Flaming Torch of Summer

The 7′ tall, and very floriferous Hedychium ‘Flaming Torch’ is looking quite stunning today in the garden. Although they are commonly called ginger lily, they are not a true lily (genus Lilium) or a true ginger plant (genus Zingiber). Hedychiums are prized for their summer and early fall floral shows atop bold-foliaged stalks. The inflorescences are quite exotic looking, resembling clusters of orchids. Slightly moist, rich garden soils and at least 1/2 day sun are best for these hardy tropical looking plants.

Elliptical Ginger Lily

Here’s another oddity in the fabulous ginger genus, hedychium. First, Hedychium ellipticum requires shade, compared to most hedychiums that need sun to flower.

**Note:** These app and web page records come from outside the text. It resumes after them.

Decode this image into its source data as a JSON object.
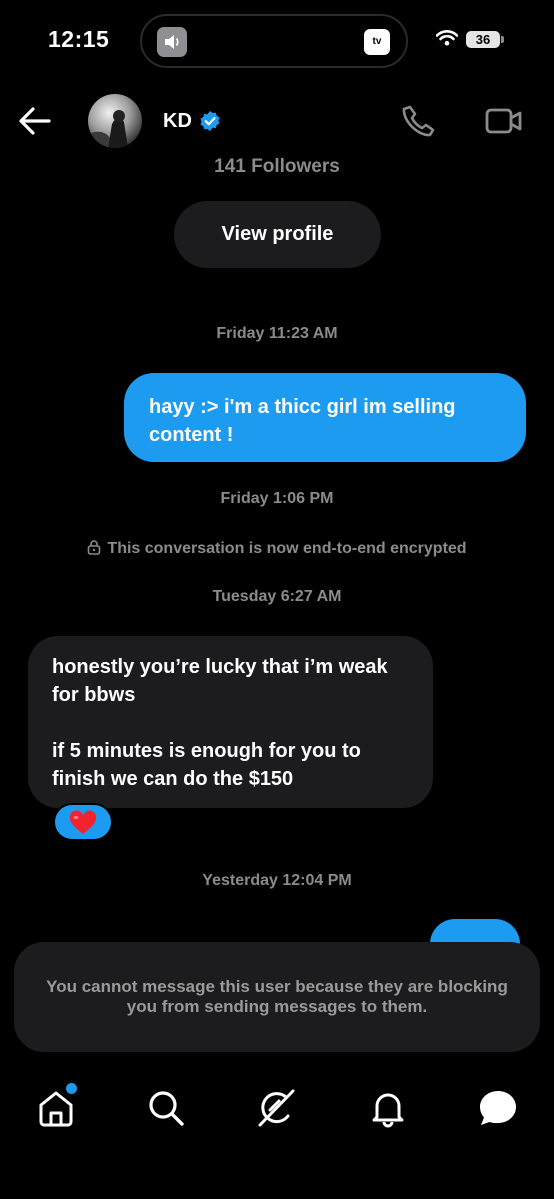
{
  "status_bar": {
    "time": "12:15",
    "island_app": "tv",
    "battery": "36"
  },
  "header": {
    "contact_name": "KD",
    "verified_icon": "verified-badge-icon",
    "followers": "141 Followers",
    "view_profile_label": "View profile"
  },
  "messages": {
    "stamp_1": "Friday 11:23 AM",
    "sent_1": "hayy :> i'm a thicc girl im selling content !",
    "stamp_2": "Friday 1:06 PM",
    "encryption_notice": "This conversation is now end-to-end encrypted",
    "stamp_3": "Tuesday 6:27 AM",
    "received_1_line_1": "honestly you’re lucky that i’m weak for bbws",
    "received_1_line_2": "if 5 minutes is enough for you to finish we can do the $150",
    "reaction": "heart",
    "stamp_4": "Yesterday 12:04 PM"
  },
  "blocked_notice": "You cannot message this user because they are blocking you from sending messages to them.",
  "nav": [
    "home-icon",
    "search-icon",
    "grok-icon",
    "notifications-icon",
    "messages-icon"
  ],
  "colors": {
    "accent": "#1d9bf0",
    "surface": "#1c1c1e",
    "muted": "#8b8b8b",
    "background": "#000000"
  }
}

Also, Hedychium ellipticum has pendant stalks, compared to the rigidly upright stalks of most more commonly grown ginger lilies. We love the elegant flower heads that adorn the garden in late July/early August. This photo is from the gardens at JLBG last week. Hardiness is Zone 7b south. Sadly, this is always a poor seller when offered by Plant Delights…perhaps people just need to see this in person to appreciate its exquisite beauty.

A Not so Tropical Giant

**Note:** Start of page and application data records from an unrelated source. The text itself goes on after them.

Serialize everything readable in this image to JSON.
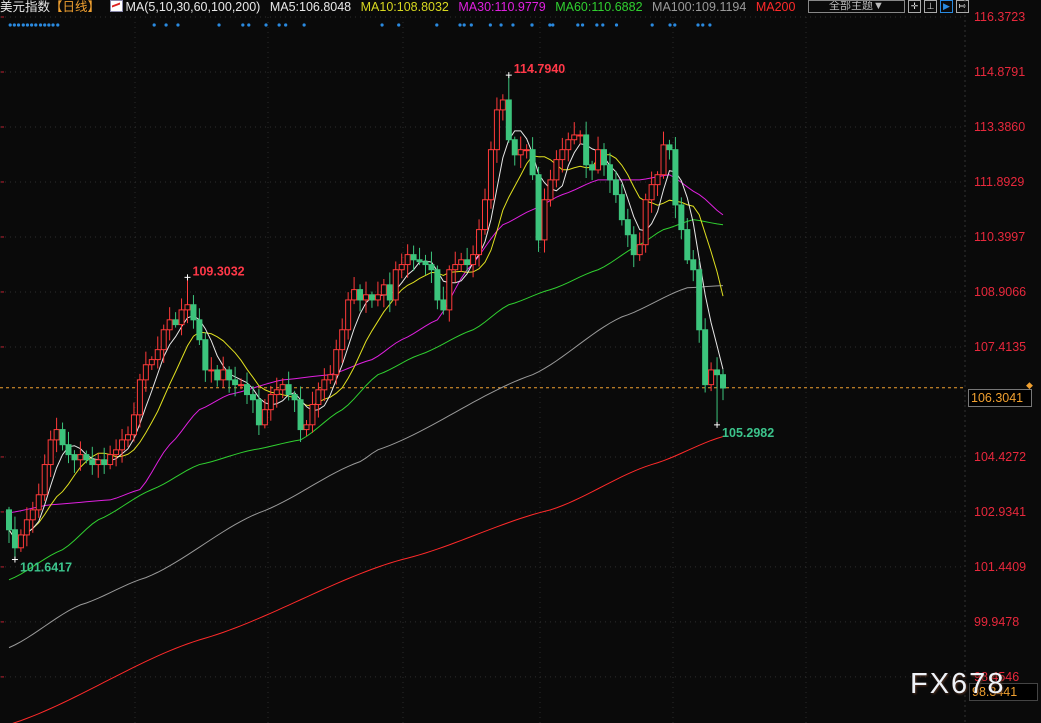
{
  "header": {
    "title": "美元指数",
    "period": "【日线】",
    "ma_params": "MA(5,10,30,60,100,200)",
    "ma5": "MA5:106.8048",
    "ma10": "MA10:108.8032",
    "ma30": "MA30:110.9779",
    "ma60": "MA60:110.6882",
    "ma100": "MA100:109.1194",
    "ma200": "MA200",
    "theme_button": "全部主题▼"
  },
  "toolbar_icons": [
    "crosshair-icon",
    "range-icon",
    "play-icon",
    "expand-icon"
  ],
  "toolbar_glyphs": [
    "✛",
    "⊥",
    "▶",
    "↦"
  ],
  "colors": {
    "up": "#ff3a3a",
    "down": "#3cc47c",
    "ma5": "#e8e8e8",
    "ma10": "#e0e020",
    "ma30": "#e020e0",
    "ma60": "#30d030",
    "ma100": "#9a9a9a",
    "ma200": "#ff2a2a",
    "axis_text": "#e8283c",
    "current_line": "#f0a030",
    "marker": "#2a8ae0"
  },
  "current_price": "106.3041",
  "bottom_box": "98.3441",
  "watermark": "FX678",
  "chart_data": {
    "type": "candlestick",
    "title": "美元指数 日线",
    "ylim": [
      96.67,
      116.84
    ],
    "y_ticks": [
      "116.3723",
      "114.8791",
      "113.3860",
      "111.8929",
      "110.3997",
      "108.9066",
      "107.4135",
      "104.4272",
      "102.9341",
      "101.4409",
      "99.9478",
      "98.4546"
    ],
    "first_open": 102.99,
    "closes": [
      102.45,
      101.96,
      102.31,
      102.72,
      102.99,
      103.4,
      104.22,
      104.89,
      105.17,
      104.76,
      104.49,
      104.35,
      104.49,
      104.35,
      104.22,
      104.35,
      104.22,
      104.49,
      104.62,
      104.89,
      105.03,
      105.57,
      106.52,
      106.93,
      107.07,
      107.34,
      107.88,
      108.15,
      108.02,
      108.42,
      108.56,
      108.15,
      107.61,
      106.79,
      106.79,
      106.52,
      106.79,
      106.52,
      106.39,
      106.39,
      106.12,
      105.98,
      105.3,
      105.71,
      106.12,
      106.25,
      106.39,
      106.12,
      105.98,
      105.17,
      105.3,
      105.85,
      106.25,
      106.52,
      106.66,
      107.34,
      107.88,
      108.69,
      108.97,
      108.69,
      108.83,
      108.69,
      108.83,
      109.1,
      108.69,
      109.51,
      109.65,
      109.92,
      109.78,
      109.73,
      109.65,
      109.51,
      108.69,
      108.42,
      109.51,
      109.65,
      109.78,
      109.65,
      109.92,
      110.6,
      111.41,
      112.77,
      113.85,
      114.12,
      113.04,
      112.63,
      112.77,
      112.77,
      112.09,
      110.32,
      111.41,
      111.95,
      112.5,
      112.77,
      113.04,
      113.17,
      113.17,
      112.36,
      112.22,
      112.77,
      112.36,
      111.95,
      111.55,
      110.87,
      110.46,
      109.92,
      110.19,
      111.41,
      111.82,
      112.09,
      112.9,
      112.77,
      111.27,
      110.6,
      109.78,
      109.51,
      107.88,
      106.39,
      106.79,
      106.66,
      106.3
    ],
    "extremes": [
      {
        "index": 30,
        "high": 109.3032,
        "label": "109.3032",
        "kind": "high"
      },
      {
        "index": 84,
        "high": 114.794,
        "label": "114.7940",
        "kind": "high"
      },
      {
        "index": 1,
        "low": 101.6417,
        "label": "101.6417",
        "kind": "low"
      },
      {
        "index": 119,
        "low": 105.2982,
        "label": "105.2982",
        "kind": "low"
      }
    ],
    "ma_lines": [
      {
        "name": "MA30",
        "knots": [
          [
            0,
            102.91
          ],
          [
            7,
            103.13
          ],
          [
            17,
            103.26
          ],
          [
            22,
            103.54
          ],
          [
            27,
            104.76
          ],
          [
            32,
            105.71
          ],
          [
            37,
            106.12
          ],
          [
            46,
            106.52
          ],
          [
            54,
            106.66
          ],
          [
            61,
            107.07
          ],
          [
            66,
            107.61
          ],
          [
            72,
            108.15
          ],
          [
            77,
            109.51
          ],
          [
            83,
            110.73
          ],
          [
            88,
            111.14
          ],
          [
            93,
            111.55
          ],
          [
            99,
            111.95
          ],
          [
            106,
            111.95
          ],
          [
            111,
            112.09
          ],
          [
            116,
            111.55
          ],
          [
            120,
            111.0
          ]
        ]
      },
      {
        "name": "MA60",
        "knots": [
          [
            0,
            101.09
          ],
          [
            9,
            101.91
          ],
          [
            15,
            102.72
          ],
          [
            24,
            103.54
          ],
          [
            32,
            104.22
          ],
          [
            41,
            104.62
          ],
          [
            49,
            104.89
          ],
          [
            56,
            105.71
          ],
          [
            62,
            106.66
          ],
          [
            69,
            107.2
          ],
          [
            78,
            107.88
          ],
          [
            84,
            108.56
          ],
          [
            91,
            108.97
          ],
          [
            99,
            109.51
          ],
          [
            106,
            110.19
          ],
          [
            110,
            110.6
          ],
          [
            115,
            110.87
          ],
          [
            120,
            110.73
          ]
        ]
      },
      {
        "name": "MA100",
        "knots": [
          [
            0,
            99.25
          ],
          [
            12,
            100.41
          ],
          [
            23,
            101.15
          ],
          [
            42,
            102.91
          ],
          [
            59,
            104.3
          ],
          [
            62,
            104.62
          ],
          [
            88,
            106.66
          ],
          [
            103,
            108.23
          ],
          [
            114,
            109.02
          ],
          [
            120,
            109.08
          ]
        ]
      },
      {
        "name": "MA200",
        "knots": [
          [
            0,
            97.16
          ],
          [
            32,
            99.46
          ],
          [
            66,
            101.64
          ],
          [
            91,
            102.99
          ],
          [
            108,
            104.22
          ],
          [
            120,
            104.98
          ]
        ]
      }
    ],
    "event_markers": [
      0.2,
      0.9,
      1.6,
      2.4,
      3.1,
      3.8,
      4.5,
      5.3,
      6.0,
      6.7,
      7.4,
      8.2,
      24.4,
      26.4,
      28.4,
      35.3,
      39.3,
      40.3,
      43.2,
      45.4,
      46.5,
      49.6,
      62.7,
      65.5,
      71.9,
      75.8,
      76.5,
      77.7,
      80.9,
      82.7,
      84.7,
      87.9,
      87.9,
      90.9,
      91.4,
      95.6,
      96.4,
      98.8,
      99.8,
      102.1,
      108.1,
      111.1,
      111.9,
      115.8,
      116.6,
      117.8
    ]
  }
}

Don’t let the name fool you, Hymenocallis caribaea ‘Tropical Giant’, as this North American native spider lily (Northern Mexico) has been hardy in our garden (zone 7b) without any protection since 2000. It’s flowering season has begun here at JLBG. Unlike some hymenocallis which require moist soils, this one will grow darn near anywhere. The new flowers open each evening, releasing a sweet fragrance that attracts night-pollinating moths.

Canna show you this?

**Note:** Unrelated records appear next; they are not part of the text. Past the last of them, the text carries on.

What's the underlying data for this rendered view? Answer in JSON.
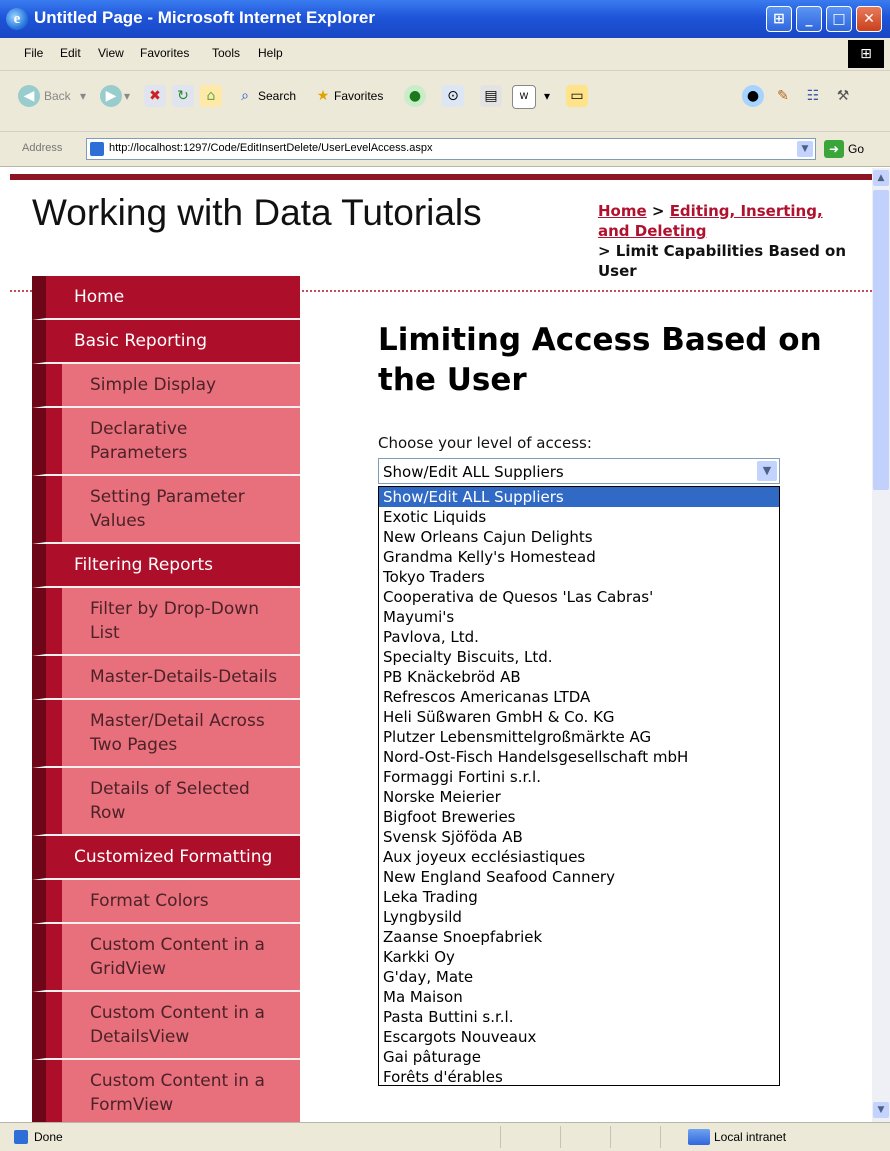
{
  "window": {
    "title": "Untitled Page - Microsoft Internet Explorer",
    "icon": "internet-explorer-icon",
    "controls": [
      "restore-icon",
      "minimize-icon",
      "maximize-icon",
      "close-icon"
    ]
  },
  "menu": [
    "File",
    "Edit",
    "View",
    "Favorites",
    "Tools",
    "Help"
  ],
  "toolbar": {
    "back": "Back",
    "search": "Search",
    "favorites": "Favorites"
  },
  "address": {
    "label": "Address",
    "url": "http://localhost:1297/Code/EditInsertDelete/UserLevelAccess.aspx",
    "go": "Go"
  },
  "site": {
    "title": "Working with Data Tutorials",
    "accent_color": "#ad0e2a",
    "breadcrumb": {
      "home": "Home",
      "sep1": " > ",
      "section": "Editing, Inserting, and Deleting",
      "current": "> Limit Capabilities Based on User"
    }
  },
  "sidebar": [
    {
      "label": "Home",
      "level": "top"
    },
    {
      "label": "Basic Reporting",
      "level": "top"
    },
    {
      "label": "Simple Display",
      "level": "sub"
    },
    {
      "label": "Declarative Parameters",
      "level": "sub"
    },
    {
      "label": "Setting Parameter Values",
      "level": "sub"
    },
    {
      "label": "Filtering Reports",
      "level": "top"
    },
    {
      "label": "Filter by Drop-Down List",
      "level": "sub"
    },
    {
      "label": "Master-Details-Details",
      "level": "sub"
    },
    {
      "label": "Master/Detail Across Two Pages",
      "level": "sub"
    },
    {
      "label": "Details of Selected Row",
      "level": "sub"
    },
    {
      "label": "Customized Formatting",
      "level": "top"
    },
    {
      "label": "Format Colors",
      "level": "sub"
    },
    {
      "label": "Custom Content in a GridView",
      "level": "sub"
    },
    {
      "label": "Custom Content in a DetailsView",
      "level": "sub"
    },
    {
      "label": "Custom Content in a FormView",
      "level": "sub"
    }
  ],
  "main": {
    "heading": "Limiting Access Based on the User",
    "access_label": "Choose your level of access:",
    "selected": "Show/Edit ALL Suppliers",
    "options": [
      "Show/Edit ALL Suppliers",
      "Exotic Liquids",
      "New Orleans Cajun Delights",
      "Grandma Kelly's Homestead",
      "Tokyo Traders",
      "Cooperativa de Quesos 'Las Cabras'",
      "Mayumi's",
      "Pavlova, Ltd.",
      "Specialty Biscuits, Ltd.",
      "PB Knäckebröd AB",
      "Refrescos Americanas LTDA",
      "Heli Süßwaren GmbH & Co. KG",
      "Plutzer Lebensmittelgroßmärkte AG",
      "Nord-Ost-Fisch Handelsgesellschaft mbH",
      "Formaggi Fortini s.r.l.",
      "Norske Meierier",
      "Bigfoot Breweries",
      "Svensk Sjöföda AB",
      "Aux joyeux ecclésiastiques",
      "New England Seafood Cannery",
      "Leka Trading",
      "Lyngbysild",
      "Zaanse Snoepfabriek",
      "Karkki Oy",
      "G'day, Mate",
      "Ma Maison",
      "Pasta Buttini s.r.l.",
      "Escargots Nouveaux",
      "Gai pâturage",
      "Forêts d'érables"
    ]
  },
  "status": {
    "left": "Done",
    "zone": "Local intranet"
  }
}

Flowering at our exit drive this week is the beautiful Canna ‘Red Futurity’…a superb purple-foliaged canna lily. Learn more about growing canna lilies in your garden.

Hidden no longer

Late June is when the amazing hidden cone gingers (curcuma) begin to explode here at JLBG. Here is our clump of Curcuma ‘Pink Wonder’ this week emerging from what looked like a bare patch of ground in the woodland garden. After the flowers finish, the red-striped foliage explodes to 6-7′ tall.

Are There Giants in Your Garden?

Colocasias are a genus that can bring a taste of the tropics to your backyard garden. Colocasia ‘Thailand Giant’ is a huge strain of the giant elephant ear that can reach 9′ tall in the wild, and certainly makes its presence known in the garden. Can you say WOW factor! Each glaucous grey-green leaf is up to 5′ long and 4′ wide. It also produces abundant 8″ flowers with white spathes from summer into fall. Learn how to grow elephant ears here.

So if you’re looking for a tropical escape and want to make a bold statement in your garden, or just want to impress your friends and neighbors, get your very own Giant today!

picture of Colocasia Thailand Giant in the garden

Colocasia Thailand Giant in the Garden

picture of Colocasia Thailand Giant flower

Flowers of Colocasia Thailand Giant

picture of Colocasia Thailand Giant in sales house

Colocasia Thailand Giant in the Sales House